If you’re looking at buying a used injection molding machine, below are some things to know/ask before purchasing.
Plastic parts made using the Structural Foam process have a cellular or a structural core, surrounded with a thick outer layer (skin) that combine to give the products a greater strength to weight ratio and up to as much as twice the rigidity of the solid plastic products that are of the same material and weight.
As NPE 2018 draws ever closer, the majority of the plastics industry in the U.S., and even the world over, are putting the final touches on their marketing and tradeshow booths and assorted items as they prepare to print, package, crate, ship, tow, haul and ultimately descend on Orlando, Florida. For exhibitors, the tradeshow is undeniably their best opportunity to showcase their latest and greatest technology, products and applications to respond to the ever evolving demands and changes in the industry.
What is injection molding? Injection molding is a manufacturing process commonly used for fabricating items from plastic trinkets and toys to automotive body parts, cell phone cases, water bottles, and containers. Essentially many of the plastic parts that we use in every-day life are injection molded.
One of the many age-old debates that crisscross the plastic injection molding industry is that critical decision to either attempt to extend the life of an older machine or replace it. I would dare say that this is a topic far too familiar with plastics manufacturing in the United States, with an installed base of over 35,000 machines across the country with varying degrees of age, almost half of which are over 5 years old.
It cannot be overstated that the process of selecting the appropriate screw and barrel combination for your plastics application is a critical part of the success or failure of any particular machine cell. However, most people may not realize how often that this very selection process is done in error or even done incompletely.
The plastics industry is but one of many industrial and technological sectors of the US and global economies that are highly fixated on time. The cliché adage, time is money (and yes we’ve used that in an ad or two), is actually quite appropriate if not downright fundamentally integral to the plastics industry.
As simple as the title statement may be, and as oversimplified as the concept is often portrayed, in an industry that is measured continually in cycle times and cost of production (or even the cost resulting from loss of production, i.e., downtime) this is something that should not be overlooked.
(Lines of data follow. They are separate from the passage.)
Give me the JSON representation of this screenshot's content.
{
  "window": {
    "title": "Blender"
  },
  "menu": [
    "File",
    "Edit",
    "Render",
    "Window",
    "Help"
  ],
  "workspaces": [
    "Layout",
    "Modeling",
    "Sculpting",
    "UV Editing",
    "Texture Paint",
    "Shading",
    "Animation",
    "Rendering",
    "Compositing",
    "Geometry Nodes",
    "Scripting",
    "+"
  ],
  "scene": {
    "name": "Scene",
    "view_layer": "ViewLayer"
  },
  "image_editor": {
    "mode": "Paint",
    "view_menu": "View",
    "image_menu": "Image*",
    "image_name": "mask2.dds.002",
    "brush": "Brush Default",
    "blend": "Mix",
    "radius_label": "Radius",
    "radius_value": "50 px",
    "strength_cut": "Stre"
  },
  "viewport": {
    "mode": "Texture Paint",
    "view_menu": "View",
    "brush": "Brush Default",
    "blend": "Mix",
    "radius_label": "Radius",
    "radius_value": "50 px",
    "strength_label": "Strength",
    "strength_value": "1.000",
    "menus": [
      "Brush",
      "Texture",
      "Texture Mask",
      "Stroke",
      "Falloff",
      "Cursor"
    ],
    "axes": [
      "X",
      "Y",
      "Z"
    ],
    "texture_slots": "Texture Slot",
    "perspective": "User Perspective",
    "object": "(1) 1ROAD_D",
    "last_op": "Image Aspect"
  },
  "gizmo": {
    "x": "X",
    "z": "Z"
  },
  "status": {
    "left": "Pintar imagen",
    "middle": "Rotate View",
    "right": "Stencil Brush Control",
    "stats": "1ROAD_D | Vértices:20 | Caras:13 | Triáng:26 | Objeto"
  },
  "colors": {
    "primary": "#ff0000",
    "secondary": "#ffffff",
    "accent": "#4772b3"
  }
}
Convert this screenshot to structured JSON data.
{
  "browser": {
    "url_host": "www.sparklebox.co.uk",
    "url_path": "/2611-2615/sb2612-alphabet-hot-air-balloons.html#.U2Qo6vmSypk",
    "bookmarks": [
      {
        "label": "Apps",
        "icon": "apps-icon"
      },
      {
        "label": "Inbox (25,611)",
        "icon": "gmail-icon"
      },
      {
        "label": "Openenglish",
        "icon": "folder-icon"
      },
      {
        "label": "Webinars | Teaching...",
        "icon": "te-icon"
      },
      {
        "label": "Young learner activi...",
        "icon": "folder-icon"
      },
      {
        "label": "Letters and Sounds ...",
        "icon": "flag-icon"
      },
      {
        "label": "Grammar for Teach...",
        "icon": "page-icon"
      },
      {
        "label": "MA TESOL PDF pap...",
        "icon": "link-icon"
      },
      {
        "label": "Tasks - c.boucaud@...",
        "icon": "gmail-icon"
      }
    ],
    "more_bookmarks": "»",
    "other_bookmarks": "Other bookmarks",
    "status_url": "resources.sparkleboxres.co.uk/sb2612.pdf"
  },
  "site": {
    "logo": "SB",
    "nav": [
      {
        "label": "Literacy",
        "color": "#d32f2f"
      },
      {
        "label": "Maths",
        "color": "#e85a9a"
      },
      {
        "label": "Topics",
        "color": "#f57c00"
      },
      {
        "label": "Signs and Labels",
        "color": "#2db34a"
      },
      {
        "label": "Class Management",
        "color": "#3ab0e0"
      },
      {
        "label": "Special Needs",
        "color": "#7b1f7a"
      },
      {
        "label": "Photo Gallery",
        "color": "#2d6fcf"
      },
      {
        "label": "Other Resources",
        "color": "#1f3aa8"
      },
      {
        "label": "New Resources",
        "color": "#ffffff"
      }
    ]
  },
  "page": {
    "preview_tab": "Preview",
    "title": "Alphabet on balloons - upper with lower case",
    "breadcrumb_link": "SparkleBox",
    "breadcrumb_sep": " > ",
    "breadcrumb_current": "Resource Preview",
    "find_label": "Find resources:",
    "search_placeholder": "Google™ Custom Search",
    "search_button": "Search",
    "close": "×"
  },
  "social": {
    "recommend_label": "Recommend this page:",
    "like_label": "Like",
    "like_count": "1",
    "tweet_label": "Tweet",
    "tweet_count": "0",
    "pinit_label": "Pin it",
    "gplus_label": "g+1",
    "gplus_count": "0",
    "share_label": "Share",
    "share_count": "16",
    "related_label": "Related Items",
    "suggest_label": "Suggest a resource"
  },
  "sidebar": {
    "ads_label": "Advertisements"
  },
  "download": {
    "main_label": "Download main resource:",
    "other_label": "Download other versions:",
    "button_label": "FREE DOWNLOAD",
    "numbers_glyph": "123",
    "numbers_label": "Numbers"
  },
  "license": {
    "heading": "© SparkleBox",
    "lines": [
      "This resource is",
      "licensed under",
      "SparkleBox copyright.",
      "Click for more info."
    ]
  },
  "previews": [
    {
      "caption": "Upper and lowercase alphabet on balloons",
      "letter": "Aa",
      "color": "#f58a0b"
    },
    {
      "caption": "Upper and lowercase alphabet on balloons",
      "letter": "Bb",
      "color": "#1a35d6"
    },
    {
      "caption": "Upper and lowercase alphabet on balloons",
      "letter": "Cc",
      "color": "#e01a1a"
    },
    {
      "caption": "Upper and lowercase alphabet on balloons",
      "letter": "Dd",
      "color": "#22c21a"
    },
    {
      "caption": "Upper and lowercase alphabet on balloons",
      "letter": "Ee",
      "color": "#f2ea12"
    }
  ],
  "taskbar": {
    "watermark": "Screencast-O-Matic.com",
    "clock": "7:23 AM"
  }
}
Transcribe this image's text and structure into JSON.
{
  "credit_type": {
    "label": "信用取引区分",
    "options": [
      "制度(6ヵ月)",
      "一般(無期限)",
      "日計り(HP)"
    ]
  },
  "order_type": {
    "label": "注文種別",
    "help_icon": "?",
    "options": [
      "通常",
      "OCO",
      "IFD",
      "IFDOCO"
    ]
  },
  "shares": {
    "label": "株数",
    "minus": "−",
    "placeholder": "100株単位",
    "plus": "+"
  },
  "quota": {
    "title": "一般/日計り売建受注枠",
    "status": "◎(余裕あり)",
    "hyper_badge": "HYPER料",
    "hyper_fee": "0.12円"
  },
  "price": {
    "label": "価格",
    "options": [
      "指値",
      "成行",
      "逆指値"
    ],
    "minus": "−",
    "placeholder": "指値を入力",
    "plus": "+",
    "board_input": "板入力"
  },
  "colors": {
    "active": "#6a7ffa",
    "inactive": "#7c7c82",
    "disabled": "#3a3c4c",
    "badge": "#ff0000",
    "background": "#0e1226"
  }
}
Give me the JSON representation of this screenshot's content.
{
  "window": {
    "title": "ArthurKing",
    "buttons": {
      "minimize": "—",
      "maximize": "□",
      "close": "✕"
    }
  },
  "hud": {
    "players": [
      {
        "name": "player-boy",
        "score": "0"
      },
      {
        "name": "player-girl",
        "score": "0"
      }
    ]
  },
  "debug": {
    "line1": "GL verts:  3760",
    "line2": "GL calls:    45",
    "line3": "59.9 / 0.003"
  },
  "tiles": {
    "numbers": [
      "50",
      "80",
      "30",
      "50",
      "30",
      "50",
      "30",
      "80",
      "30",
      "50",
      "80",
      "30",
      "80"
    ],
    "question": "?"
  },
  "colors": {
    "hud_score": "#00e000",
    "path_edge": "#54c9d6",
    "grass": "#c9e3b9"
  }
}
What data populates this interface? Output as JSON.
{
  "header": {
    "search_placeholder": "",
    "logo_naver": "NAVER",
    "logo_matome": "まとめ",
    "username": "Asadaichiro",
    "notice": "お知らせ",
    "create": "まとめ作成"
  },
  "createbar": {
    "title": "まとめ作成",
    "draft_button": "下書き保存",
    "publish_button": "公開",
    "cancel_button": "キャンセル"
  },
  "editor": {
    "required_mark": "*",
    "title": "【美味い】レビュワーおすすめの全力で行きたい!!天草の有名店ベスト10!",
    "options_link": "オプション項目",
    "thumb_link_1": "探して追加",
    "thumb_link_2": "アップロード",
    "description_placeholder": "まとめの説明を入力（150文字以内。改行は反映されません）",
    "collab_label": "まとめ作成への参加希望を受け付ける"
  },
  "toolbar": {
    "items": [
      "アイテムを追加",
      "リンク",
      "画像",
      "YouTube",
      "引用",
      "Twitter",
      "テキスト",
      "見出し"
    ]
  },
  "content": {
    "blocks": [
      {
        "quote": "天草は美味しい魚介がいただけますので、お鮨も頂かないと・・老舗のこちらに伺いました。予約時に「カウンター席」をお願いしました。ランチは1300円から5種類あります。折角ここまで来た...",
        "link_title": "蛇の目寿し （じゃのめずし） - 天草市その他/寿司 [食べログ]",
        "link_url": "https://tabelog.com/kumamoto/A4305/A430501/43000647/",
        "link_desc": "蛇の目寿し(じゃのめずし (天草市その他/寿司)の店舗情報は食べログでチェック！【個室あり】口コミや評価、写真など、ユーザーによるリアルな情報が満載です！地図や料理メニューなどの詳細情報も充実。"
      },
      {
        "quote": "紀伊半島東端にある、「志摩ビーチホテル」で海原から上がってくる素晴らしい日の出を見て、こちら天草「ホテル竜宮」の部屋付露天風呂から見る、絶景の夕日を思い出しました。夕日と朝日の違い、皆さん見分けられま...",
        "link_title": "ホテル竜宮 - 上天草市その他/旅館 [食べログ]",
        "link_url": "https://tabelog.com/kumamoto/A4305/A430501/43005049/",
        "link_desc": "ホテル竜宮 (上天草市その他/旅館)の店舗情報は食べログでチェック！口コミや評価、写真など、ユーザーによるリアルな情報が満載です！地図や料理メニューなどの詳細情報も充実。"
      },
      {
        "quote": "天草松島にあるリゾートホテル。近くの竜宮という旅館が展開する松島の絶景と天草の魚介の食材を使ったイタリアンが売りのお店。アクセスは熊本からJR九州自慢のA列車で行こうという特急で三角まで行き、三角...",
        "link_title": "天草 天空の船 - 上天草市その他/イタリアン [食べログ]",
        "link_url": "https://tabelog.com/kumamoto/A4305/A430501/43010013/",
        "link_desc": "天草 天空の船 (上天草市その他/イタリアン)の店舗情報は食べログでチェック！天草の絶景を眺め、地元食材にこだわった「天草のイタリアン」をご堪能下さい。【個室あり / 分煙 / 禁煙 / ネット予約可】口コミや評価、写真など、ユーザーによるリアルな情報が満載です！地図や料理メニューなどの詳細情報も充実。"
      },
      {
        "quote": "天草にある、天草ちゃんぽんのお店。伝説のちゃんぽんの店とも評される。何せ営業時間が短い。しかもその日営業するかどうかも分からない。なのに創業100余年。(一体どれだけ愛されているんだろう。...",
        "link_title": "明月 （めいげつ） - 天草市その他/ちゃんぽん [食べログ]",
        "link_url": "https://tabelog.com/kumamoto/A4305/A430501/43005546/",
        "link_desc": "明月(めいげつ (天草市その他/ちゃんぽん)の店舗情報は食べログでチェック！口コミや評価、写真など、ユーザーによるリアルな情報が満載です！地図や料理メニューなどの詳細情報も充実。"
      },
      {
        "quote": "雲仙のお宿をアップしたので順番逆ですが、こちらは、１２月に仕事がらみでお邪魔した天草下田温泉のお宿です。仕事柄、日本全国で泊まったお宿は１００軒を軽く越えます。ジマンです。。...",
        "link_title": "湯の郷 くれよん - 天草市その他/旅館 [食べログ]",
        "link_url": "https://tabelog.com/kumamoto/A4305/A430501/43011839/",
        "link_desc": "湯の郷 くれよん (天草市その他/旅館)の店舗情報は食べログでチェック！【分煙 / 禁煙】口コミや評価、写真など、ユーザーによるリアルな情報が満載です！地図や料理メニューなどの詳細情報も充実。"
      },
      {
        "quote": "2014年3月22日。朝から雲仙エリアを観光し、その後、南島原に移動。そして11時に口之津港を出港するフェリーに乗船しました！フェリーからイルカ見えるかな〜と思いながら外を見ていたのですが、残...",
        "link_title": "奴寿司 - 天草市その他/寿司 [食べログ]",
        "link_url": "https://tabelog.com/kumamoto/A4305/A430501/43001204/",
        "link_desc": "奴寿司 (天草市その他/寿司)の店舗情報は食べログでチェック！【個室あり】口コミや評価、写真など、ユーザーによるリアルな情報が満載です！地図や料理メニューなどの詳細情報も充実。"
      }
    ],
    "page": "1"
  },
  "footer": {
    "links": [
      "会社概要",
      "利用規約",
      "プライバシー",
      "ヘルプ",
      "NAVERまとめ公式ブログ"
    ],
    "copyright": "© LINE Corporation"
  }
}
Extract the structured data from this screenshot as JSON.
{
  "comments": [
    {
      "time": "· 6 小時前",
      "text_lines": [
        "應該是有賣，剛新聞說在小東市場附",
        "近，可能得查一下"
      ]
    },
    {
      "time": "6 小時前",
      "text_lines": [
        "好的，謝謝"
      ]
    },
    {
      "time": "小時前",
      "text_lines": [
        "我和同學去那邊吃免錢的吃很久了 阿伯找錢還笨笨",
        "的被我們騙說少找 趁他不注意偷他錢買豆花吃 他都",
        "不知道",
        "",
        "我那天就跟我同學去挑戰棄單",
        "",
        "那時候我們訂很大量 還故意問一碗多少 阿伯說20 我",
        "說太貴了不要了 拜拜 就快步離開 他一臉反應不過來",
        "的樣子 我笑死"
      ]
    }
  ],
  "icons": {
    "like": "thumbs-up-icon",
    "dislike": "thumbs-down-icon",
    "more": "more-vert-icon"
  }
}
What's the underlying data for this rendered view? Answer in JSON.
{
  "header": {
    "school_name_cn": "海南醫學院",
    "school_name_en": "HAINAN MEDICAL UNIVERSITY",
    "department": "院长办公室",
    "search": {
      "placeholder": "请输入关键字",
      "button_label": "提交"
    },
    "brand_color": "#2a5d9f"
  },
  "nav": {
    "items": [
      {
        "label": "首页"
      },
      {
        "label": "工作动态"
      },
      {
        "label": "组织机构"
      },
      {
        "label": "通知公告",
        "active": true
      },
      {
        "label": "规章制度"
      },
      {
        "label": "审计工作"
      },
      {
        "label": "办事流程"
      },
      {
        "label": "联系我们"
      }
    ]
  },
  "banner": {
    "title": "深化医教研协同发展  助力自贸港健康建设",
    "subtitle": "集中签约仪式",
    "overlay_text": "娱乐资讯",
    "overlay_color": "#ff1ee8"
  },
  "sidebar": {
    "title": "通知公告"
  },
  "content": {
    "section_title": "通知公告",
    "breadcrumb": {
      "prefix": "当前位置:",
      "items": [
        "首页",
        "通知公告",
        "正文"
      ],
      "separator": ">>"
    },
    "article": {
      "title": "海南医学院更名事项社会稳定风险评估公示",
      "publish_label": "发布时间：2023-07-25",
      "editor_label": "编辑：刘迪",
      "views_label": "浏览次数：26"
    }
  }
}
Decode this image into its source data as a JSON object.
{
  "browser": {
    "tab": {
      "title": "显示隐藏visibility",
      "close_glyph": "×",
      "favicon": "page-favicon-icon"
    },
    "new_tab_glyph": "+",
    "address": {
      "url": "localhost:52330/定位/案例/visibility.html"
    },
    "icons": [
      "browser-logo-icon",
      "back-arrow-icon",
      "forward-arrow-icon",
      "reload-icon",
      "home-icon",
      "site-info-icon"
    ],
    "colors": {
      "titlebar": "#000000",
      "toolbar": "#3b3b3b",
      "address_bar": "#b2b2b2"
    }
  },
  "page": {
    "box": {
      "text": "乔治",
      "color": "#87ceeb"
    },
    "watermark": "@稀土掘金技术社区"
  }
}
Plastics manufacturers are some of the more safety concerned organizations in the US today. The efficacy and safety of the products they produce, whether in medical, automotive or even packaging and consumer goods is of utmost importance to their brand, their bottom line and the lives of those consumers that utilize those products. Within that list of affected audiences, are manufacturing employees.